A specialist family lawyer looks at some of the issues co-parenting divorced working dads might face as people reduce homeworking and go back to the office.
Now that some employers are starting to ask people to return to the office, flexible working practices are tightening up in some industries. But what does this mean for the dads that have become used to increased freedom and the ability to spend more quality time with their children? Alistair Myles (pictured below), a founding partner of London-headquartered family law firm Ribet Myles, explains what dads need to do if they find themselves in a position of no longer being available to care for their children due to changing working practices post-COVID, and how to navigate new agreements or return to pre-COVID court orders.
Just to be clear, this piece will focus upon the family law elements only, not employment law.
If the past year and a half has taught us anything, it is that change can be sudden, brutal and unforgiving. However, on the flip side, changes that are forced upon us can encourage or even require us to review whether we’ve become too stuck in our ways, and can in certain circumstances make us question our very modus operandi.
Certainly working parents have had their worlds turned upside down, initially with the first lockdown in March 2020 when the schools closed, but then again when formal home-schooling became a necessity in January 2021 when they closed for a second time.
Of course, key workers and many others were able to continue to send their children to school – but often without the wrap-around care previously available. Lots of parents were already working from home at this point, having done so for many months – stuffing themselves into quiet corners, working from bedrooms and sometimes even hiding in the garden shed.
The result? Quite often dads found themselves more able to support and engage with parenting. Whereas previously it wasn’t uncommon for some dads to be out of the house by seven am to return approximately twelve hours later, lockdown changed this for many families. Even dads who continued to work ten hour days found themselves at home for two additional hours simply due to the lack of commute.

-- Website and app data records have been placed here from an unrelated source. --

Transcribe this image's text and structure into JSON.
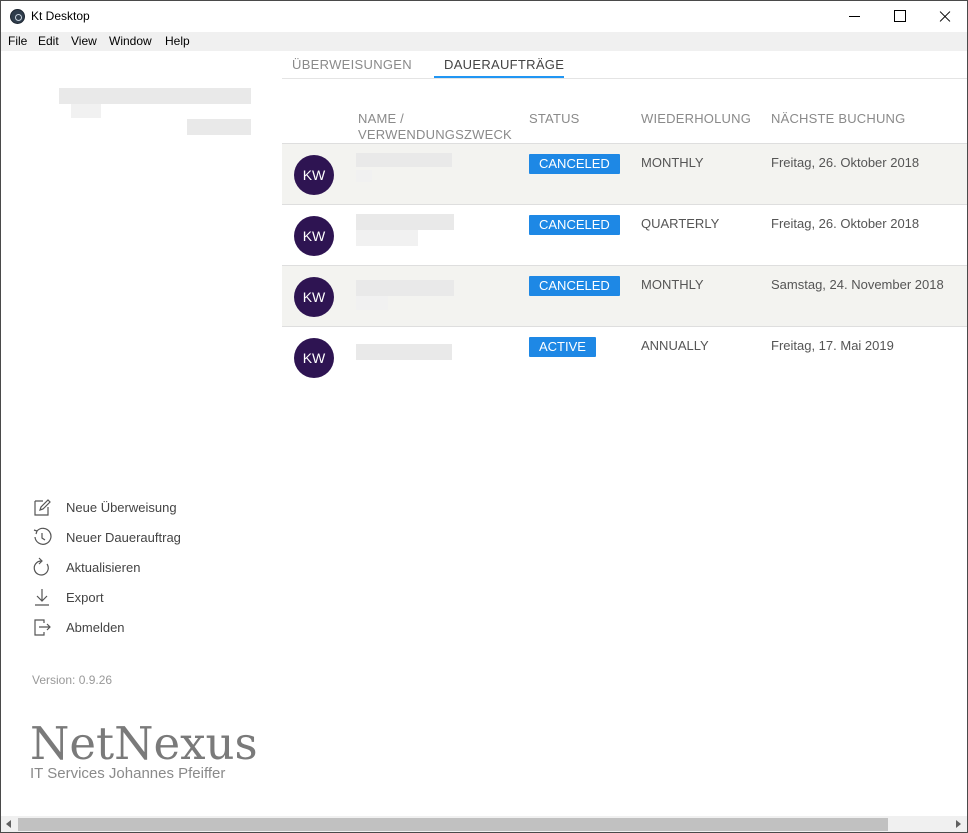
{
  "window": {
    "title": "Kt Desktop"
  },
  "menu": [
    "File",
    "Edit",
    "View",
    "Window",
    "Help"
  ],
  "tabs": [
    {
      "label": "ÜBERWEISUNGEN",
      "active": false
    },
    {
      "label": "DAUERAUFTRÄGE",
      "active": true
    }
  ],
  "table": {
    "headers": [
      "NAME /",
      "VERWENDUNGSZWECK",
      "STATUS",
      "WIEDERHOLUNG",
      "NÄCHSTE BUCHUNG"
    ],
    "rows": [
      {
        "initials": "KW",
        "status": "CANCELED",
        "repeat": "MONTHLY",
        "next": "Freitag, 26. Oktober 2018"
      },
      {
        "initials": "KW",
        "status": "CANCELED",
        "repeat": "QUARTERLY",
        "next": "Freitag, 26. Oktober 2018"
      },
      {
        "initials": "KW",
        "status": "CANCELED",
        "repeat": "MONTHLY",
        "next": "Samstag, 24. November 2018"
      },
      {
        "initials": "KW",
        "status": "ACTIVE",
        "repeat": "ANNUALLY",
        "next": "Freitag, 17. Mai 2019"
      }
    ]
  },
  "sidebar": {
    "actions": [
      {
        "label": "Neue Überweisung",
        "icon": "edit-icon"
      },
      {
        "label": "Neuer Dauerauftrag",
        "icon": "clock-icon"
      },
      {
        "label": "Aktualisieren",
        "icon": "refresh-icon"
      },
      {
        "label": "Export",
        "icon": "download-icon"
      },
      {
        "label": "Abmelden",
        "icon": "logout-icon"
      }
    ],
    "version": "Version: 0.9.26"
  },
  "logo": {
    "main": "NetNexus",
    "sub": "IT Services  Johannes Pfeiffer"
  },
  "colors": {
    "accent": "#2196f3",
    "badge": "#1e88e5",
    "avatar": "#2e1452"
  }
}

It goes without saying that every family is different. But for some dads, the ongoing lockdown situations provided ample opportunities to spend more quality time with their children. As a result, arrangements relating to where children spent their time, where they spent their nights and their school holidays were often subject to change during the lockdowns. For international children there were additional challenges caused by immigration bans and onerous access regulations both in- and outbound between countries.
All of this created not only challenges for co-parents, but also for the lawyers who are often involved in helping to enforce or create arrangements both immediately following family breakdown, but also often on an ongoing basis.
So what are the trends we’ve seen in practice over the past 18 months?
Those dads who could work from home and found themselves with more time, tended to pick up more of the childcare, even if it was just during the time that they would have normally been commuting. Dads who were furloughed often then managed home-schooling, or where their kids were in school, could support drop-off and pick up. Further, where parents were separated, we often saw dads increasing the time they spent with their children.
In some cases these changes have worked for significant periods of time, marking a real change in both working patterns but also increased engagement between dads and their children.
The restrictions on international travel put a real strain on international co-parenting relationships. Where ordinarily parents or children might regularly travel between their respective countries of residence in order to spend time with each other, this has became more difficult, if not impossible, over the last 18 months or so.
When travel has been possible, this may have resulted in dads spending longer amounts of time with their children, including during school term time, as remote learning meant that children could “attend” school virtually from anywhere in the world.
Children have also become far more used to video calls, meaning that indirect contact in the form of such video calls has become far more effective that was previously the case.
Since the relaxation of the lockdown rules in July, there’s been a definite trend in parents and accordingly dads, returning to old ways of working. Whilst many employers are allowing and often recommending or requiring home-working, this isn’t the case across the board. For dads who have become used to working from home and spending increased time with their children, these moves back towards traditional working patterns can cause friction and distress for all parties.
Sadly enough, this is causing conflict as co-parents are sometimes having to renegotiate, almost from scratch, what their co-parenting arrangements ‘look like’.
In these circumstances, any existing Court Order relating to where children live and with whom they spend their time, should always be the first port of call. Ideally co-parents will work closely to agree either new, or updated, arrangements that work for their children but that also take into account their own requirements and indeed limitations that relate to their work.
Co-parenting dads struggling with changes to their employment that are affecting their ability to parent as they want to or have been able to over recent months should first of all seek to address these problems directly with their employer – taking legal advice if they need to.
If their employer is unwilling or indeed unable to help to make changes that support their role as a dad, then the next step should be to see whether any arrangements set out in a Family Court Order are still viable and appropriate.
If no longer fit for purpose, it is important to try to negotiate new arrangements with the co-parent. The wishes of any child old enough to have a view on where they stay, how often they see each parent etc should be listened to and taken into account where possible. At this point the parties may want to take legal advice.
If it’s simply not possible for the parties to reach an agreement, and any existing Court Order is no longer appropriate, it will be necessary for one of the parties to apply to Court in order for a judge to decide the best course of action. Taking this step unfortunately means asking a third party to intervene into your child/ren’s care, however it does then at least mean that both parents understand what is required of them going forwards. An experienced family law solicitor will be able to guide you through this process and ensure that you are well represented and that your wishes are heard in Court.